A diet that includes seven servings of fruits and vegetables was found to greatly reduce the mortality rate in a London study’s multi-year time frame.
(Katie Falkenberg / Los Angeles Times)

Not that most people are eating even five servings of fruit and vegetables every day, but it turns out that might not be enough to get the best protection from disease and early death, said researchers who also found that vegetables do more good than fruit.

Might the new call be for at least seven a day?

“We found a strong inverse relationship between fruit and vegetable consumption and all-cause mortality,” the researchers reported recently in the Journal of Epidemiology and Community Health.

“We have shown that those eating seven or more portions of fruit and vegetables daily have the lowest risk of mortality from any cause,” the researchers, led by Oyinlola Oyebode of University College London, wrote. But, they said, even people who know they should eat more produce cited problems doing so: difficulty in changing habits, lack of motivation, lack of time and cost.


“While seven servings of vegetables sounds like a lot, servings are rather small. A mere half cup of cooked leafy greens counts as a serving, as do roughly a dozen baby carrots or six asparagus spears,” said Andy Bellatti, a registered dietitian. Still, in 2010, the Centers for Disease Control and Prevention reported that only about a quarter of American adults ate vegetables three or more times a day, he said.

L.A. caterer Jennie Cook said it’s really not that hard, with just a little planning.

“The first thing you have to do is make it a priority,” she said. Stock your kitchen with produce, “so that the first thing you can do in the morning is say, ‘I’m going to make my berry smoothie and then salad for lunch. And for dinner, I have some acorn squash and some spinach.”

Cook, of course, cooks. A problem for many Americans, she acknowledges, is that too many people don’t know how or don’t take the time to cook.

She said she feels “so much better” when her diet is loaded with vegetables. Ideally, she has three servings of produce at lunch, perhaps in a big salad, and three at dinner, with one or two servings at breakfast.

Bellatti also said that, while eating produce is important, “I think the top dietary priority for Americans should be to reduce the high quantities of highly processed foods that have become daily staples.”

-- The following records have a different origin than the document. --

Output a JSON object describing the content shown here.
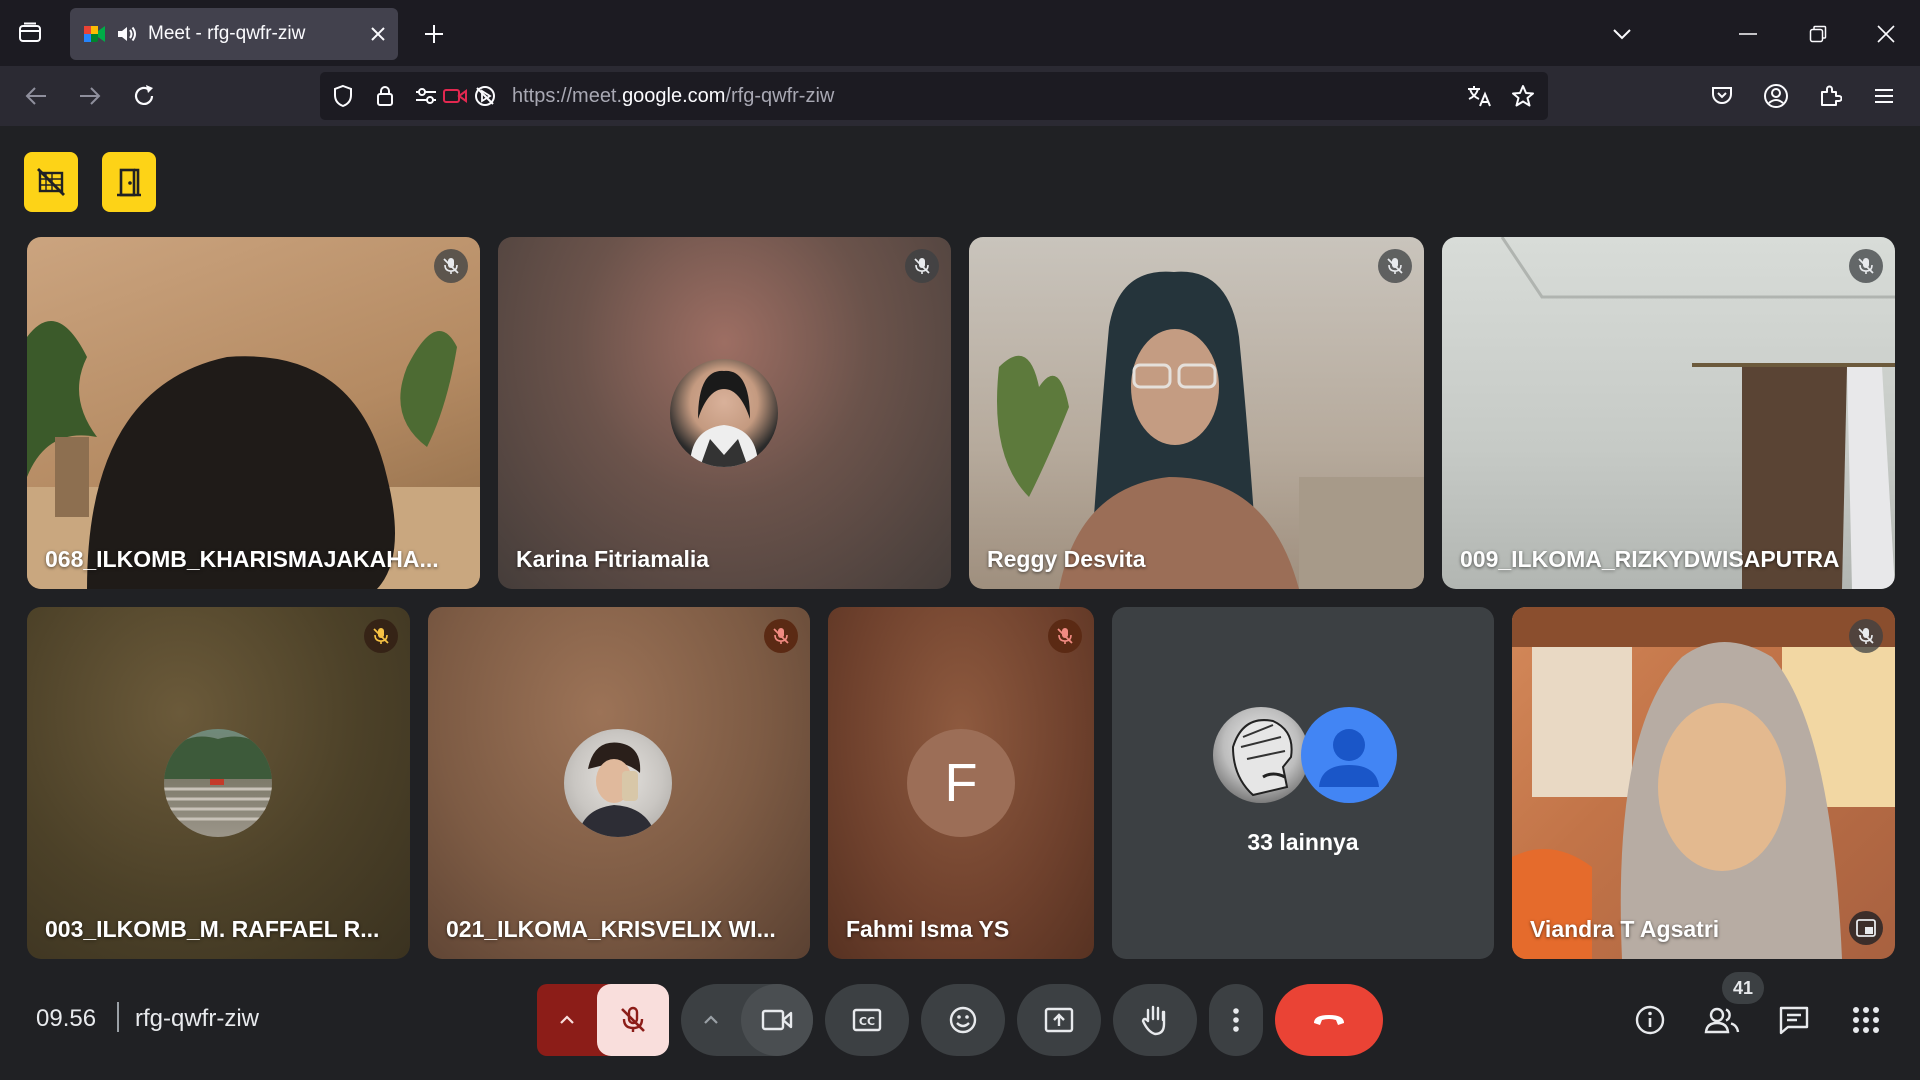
{
  "browser": {
    "tab_title": "Meet - rfg-qwfr-ziw",
    "url_prefix": "https://meet.",
    "url_host": "google.com",
    "url_path": "/rfg-qwfr-ziw"
  },
  "meet": {
    "toolbar_icons": [
      "video-off-icon",
      "door-icon"
    ],
    "participants": [
      {
        "name": "068_ILKOMB_KHARISMAJAKAHA...",
        "muted": true
      },
      {
        "name": "Karina Fitriamalia",
        "muted": true
      },
      {
        "name": "Reggy Desvita",
        "muted": true
      },
      {
        "name": "009_ILKOMA_RIZKYDWISAPUTRA",
        "muted": true
      },
      {
        "name": "003_ILKOMB_M. RAFFAEL R...",
        "muted": true
      },
      {
        "name": "021_ILKOMA_KRISVELIX WI...",
        "muted": true
      },
      {
        "name": "Fahmi Isma YS",
        "muted": true,
        "initial": "F"
      },
      {
        "name": "Viandra T Agsatri",
        "muted": true
      }
    ],
    "others_label": "33 lainnya",
    "clock": "09.56",
    "meeting_code": "rfg-qwfr-ziw",
    "people_count": "41"
  },
  "colors": {
    "accent_yellow": "#fdd317",
    "end_call_red": "#ea4335",
    "mic_off_bg": "#f9dedc",
    "mic_group_dark": "#8c1d18"
  }
}
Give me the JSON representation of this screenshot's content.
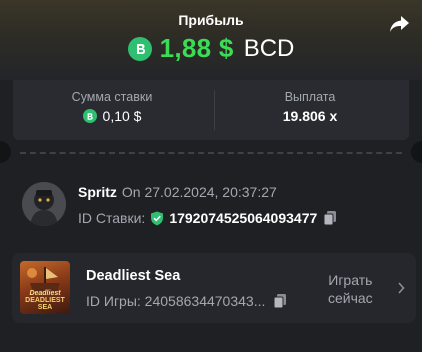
{
  "profit": {
    "title": "Прибыль",
    "amount": "1,88 $",
    "currency": "BCD",
    "amount_color": "#3ddc56",
    "coin_icon": "bcd-coin-icon"
  },
  "stats": {
    "bet_label": "Сумма ставки",
    "bet_value": "0,10 $",
    "payout_label": "Выплата",
    "payout_value": "19.806 x"
  },
  "user": {
    "name": "Spritz",
    "date": "On 27.02.2024, 20:37:27",
    "bet_id_label": "ID Ставки:",
    "bet_id": "1792074525064093477"
  },
  "game": {
    "name": "Deadliest Sea",
    "game_id": "ID Игры: 24058634470343...",
    "play_line1": "Играть",
    "play_line2": "сейчас",
    "thumb_line1": "Deadliest",
    "thumb_line2": "DEADLIEST SEA"
  }
}
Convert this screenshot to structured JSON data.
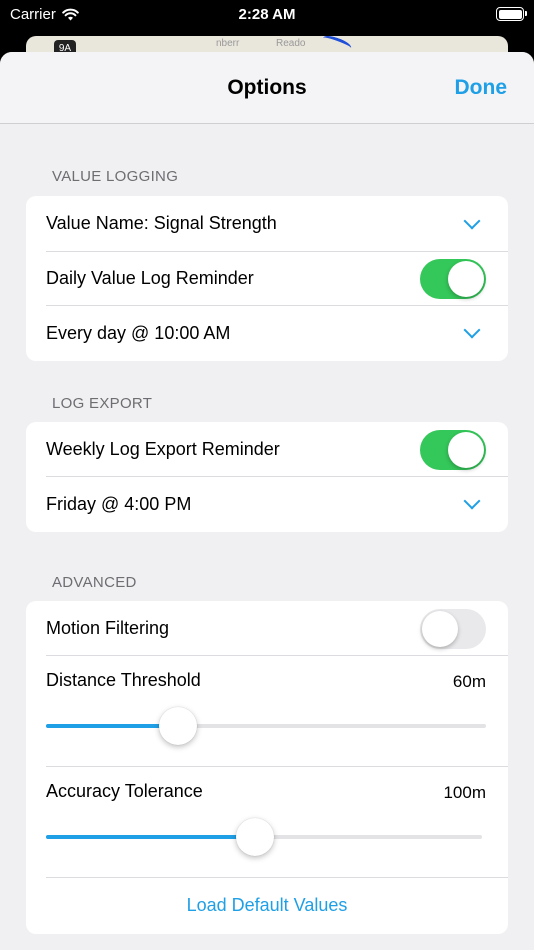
{
  "status_bar": {
    "carrier": "Carrier",
    "time": "2:28 AM",
    "wifi_icon": "wifi-icon",
    "battery_icon": "battery-icon"
  },
  "map_peek": {
    "badge": "9A",
    "labels": [
      "nberr",
      "Reado"
    ],
    "route_color": "#1f4fd9"
  },
  "nav": {
    "title": "Options",
    "done_label": "Done"
  },
  "colors": {
    "accent": "#1f9fe6",
    "toggle_on": "#34c759",
    "toggle_off": "#e9e9eb"
  },
  "sections": {
    "value_logging": {
      "header": "VALUE LOGGING",
      "value_name": "Value Name:  Signal Strength",
      "daily_reminder_label": "Daily Value Log Reminder",
      "daily_reminder_on": true,
      "daily_schedule": "Every day @ 10:00 AM"
    },
    "log_export": {
      "header": "LOG EXPORT",
      "weekly_reminder_label": "Weekly Log Export Reminder",
      "weekly_reminder_on": true,
      "weekly_schedule": "Friday @ 4:00 PM"
    },
    "advanced": {
      "header": "ADVANCED",
      "motion_filtering_label": "Motion Filtering",
      "motion_filtering_on": false,
      "distance_threshold": {
        "label": "Distance Threshold",
        "value_text": "60m",
        "fraction": 0.3
      },
      "accuracy_tolerance": {
        "label": "Accuracy Tolerance",
        "value_text": "100m",
        "fraction": 0.48
      },
      "load_defaults_label": "Load Default Values"
    }
  }
}
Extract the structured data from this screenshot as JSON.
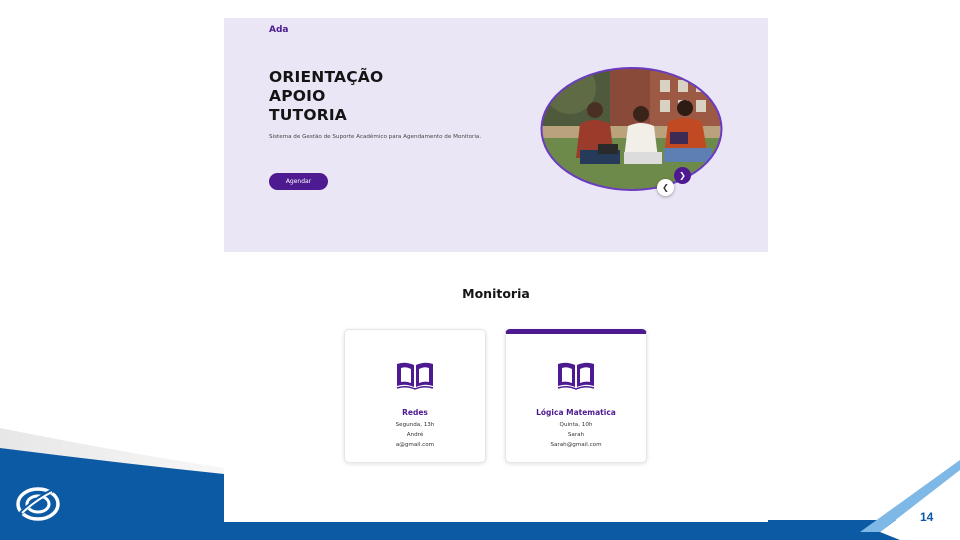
{
  "site": {
    "brand": "Ada",
    "hero": {
      "title_lines": [
        "ORIENTAÇÃO",
        "APOIO",
        "TUTORIA"
      ],
      "description": "Sistema de Gestão de Suporte Acadêmico para Agendamento de Monitoria.",
      "cta_label": "Agendar"
    },
    "carousel": {
      "next_icon": "chevron-right-icon",
      "prev_icon": "chevron-left-icon"
    },
    "section_title": "Monitoria",
    "cards": [
      {
        "name": "Redes",
        "schedule": "Segunda, 13h",
        "tutor": "André",
        "email": "a@gmail.com",
        "icon": "open-book-icon"
      },
      {
        "name": "Lógica Matematica",
        "schedule": "Quinta, 10h",
        "tutor": "Sarah",
        "email": "Sarah@gmail.com",
        "icon": "open-book-icon"
      }
    ]
  },
  "slide": {
    "page_number": "14"
  },
  "colors": {
    "brand_purple": "#4d1a91",
    "hero_background": "#ebe6f6",
    "slide_blue": "#0b5aa3",
    "slide_light_blue": "#7db8e6"
  }
}
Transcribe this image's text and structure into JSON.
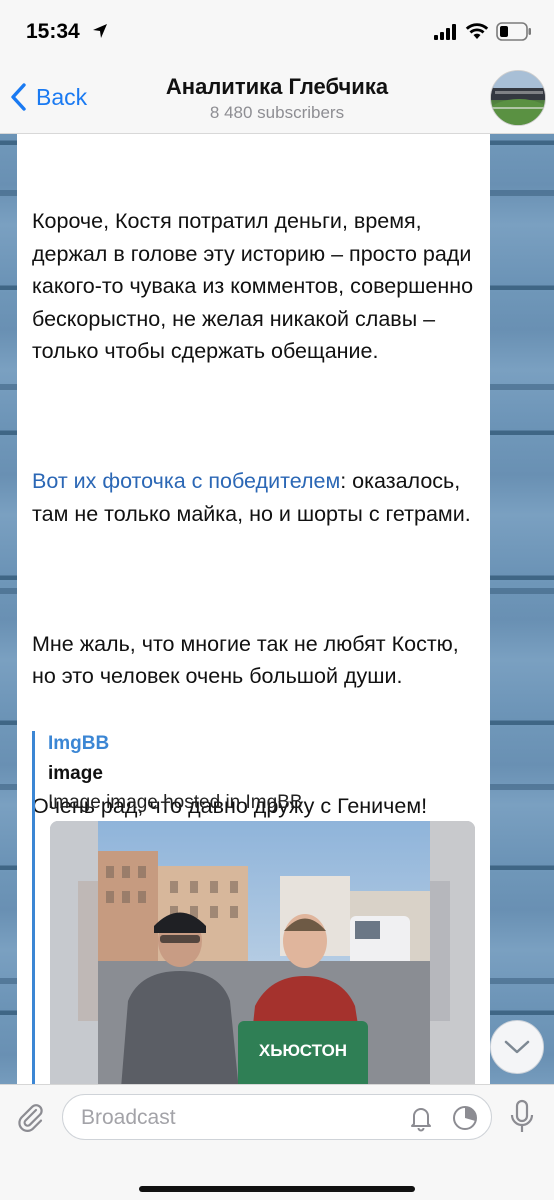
{
  "status_bar": {
    "time": "15:34"
  },
  "header": {
    "back_label": "Back",
    "title": "Аналитика Глебчика",
    "subtitle": "8 480 subscribers"
  },
  "message": {
    "paragraphs": [
      "Короче, Костя потратил деньги, время, держал в голове эту историю – просто ради какого-то чувака из комментов, совершенно бескорыстно, не желая никакой славы – только чтобы сдержать обещание.",
      "",
      "Мне жаль, что многие так не любят Костю, но это человек очень большой души.",
      "Очень рад, что давно дружу с Геничем!"
    ],
    "link_text": "Вот их фоточка с победителем",
    "link_tail": ": оказалось, там не только майка, но и шорты с гетрами."
  },
  "link_preview": {
    "site": "ImgBB",
    "title": "image",
    "description": "Image image hosted in ImgBB",
    "jersey_text": "ХЬЮСТОН"
  },
  "input": {
    "placeholder": "Broadcast",
    "value": ""
  },
  "icons": {
    "back": "chevron-left-icon",
    "attach": "paperclip-icon",
    "bell": "bell-icon",
    "timer": "timer-icon",
    "mic": "microphone-icon",
    "scroll": "chevron-down-icon"
  },
  "colors": {
    "accent": "#1a7af2",
    "link": "#2b67b5",
    "preview_bar": "#3b86d4"
  }
}
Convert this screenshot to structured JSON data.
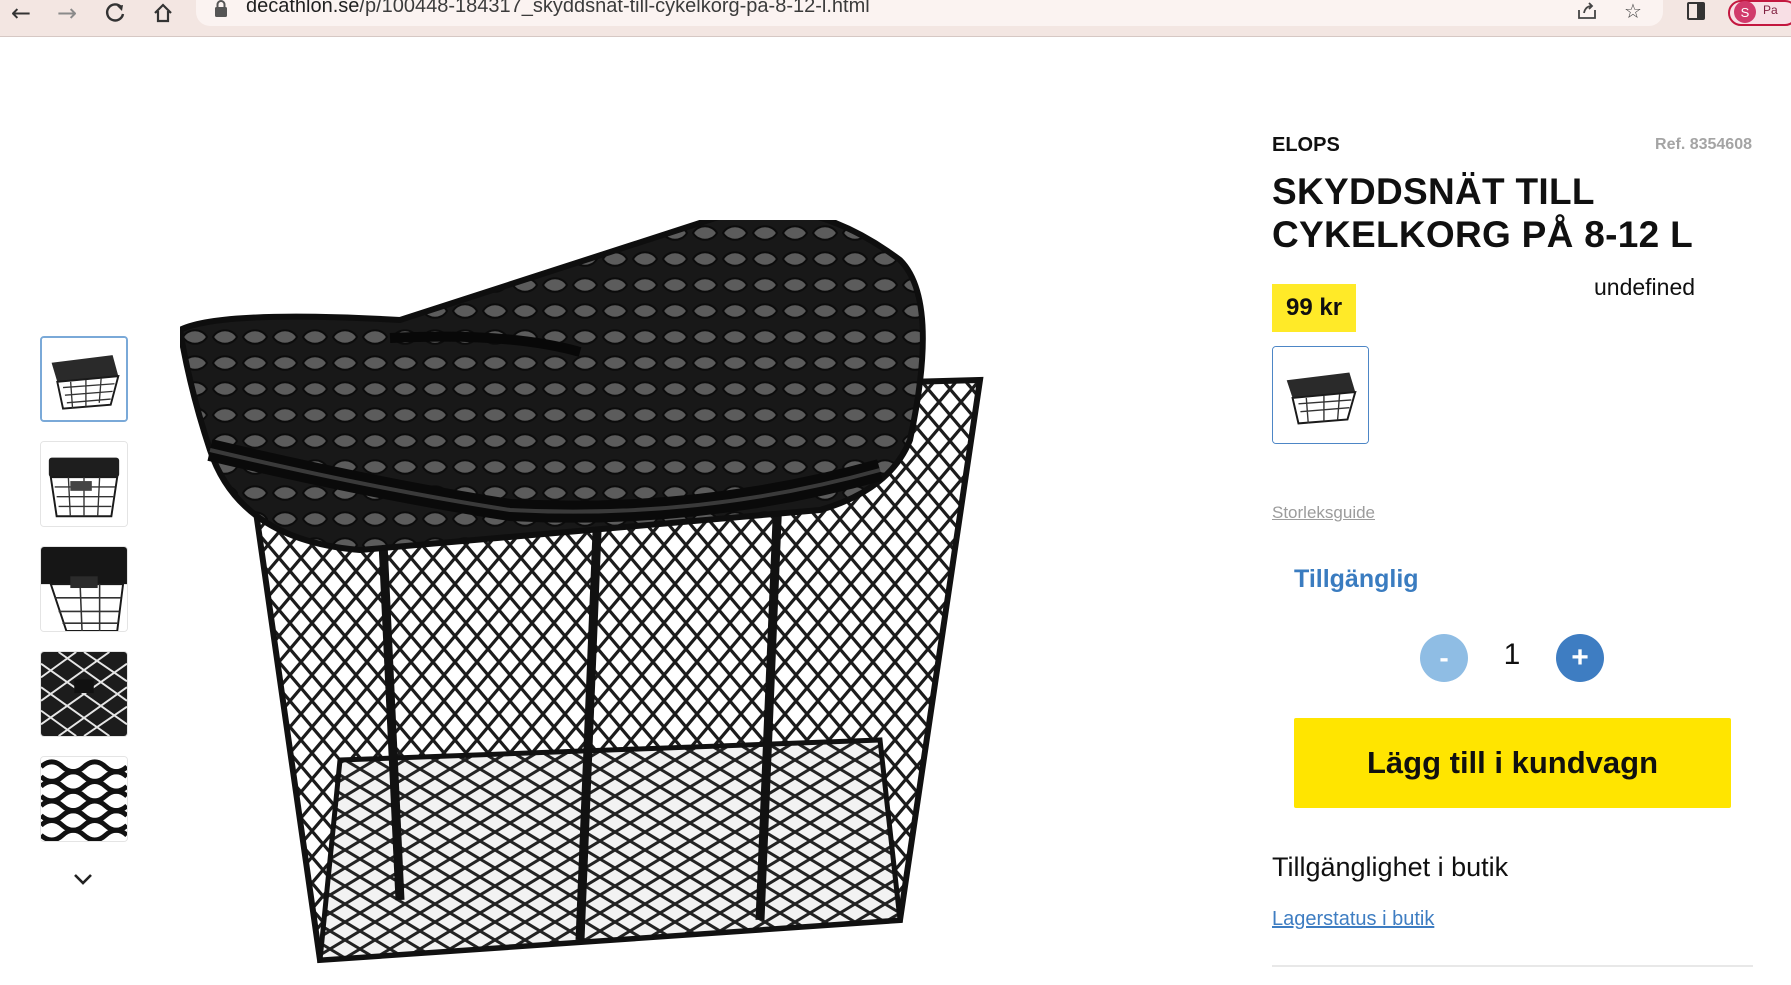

The researchers noted that they found an association between mortality and produce consumption — not a cause-and-effect relationship. What’s missing to make that conclusion, they said, are such aspects as calorie and salt consumption tallies.


The World Health Organization in 1990, and later several national governments, recommended people eat at least five servings of fruits and vegetables — “five a day” — to protect against cardiovascular disease and some cancers.

In the current research, scientists used the 2001-08 Health Surveys for England for more than 65,000 people 35 and older, which, unlike some other population samples, included a random national sample. They reported eating an average of 3.8 servings of produce — 1.5 of them vegetables. The study didn’t know how many of those were French fries, which tops many lists of vegetable consumption.

Eating at least seven servings was linked to a 42% lower risk of death from all causes, 25% lower from cancer and 31% lower from heart disease or stroke, after excluding deaths within the first year of the monitoring period.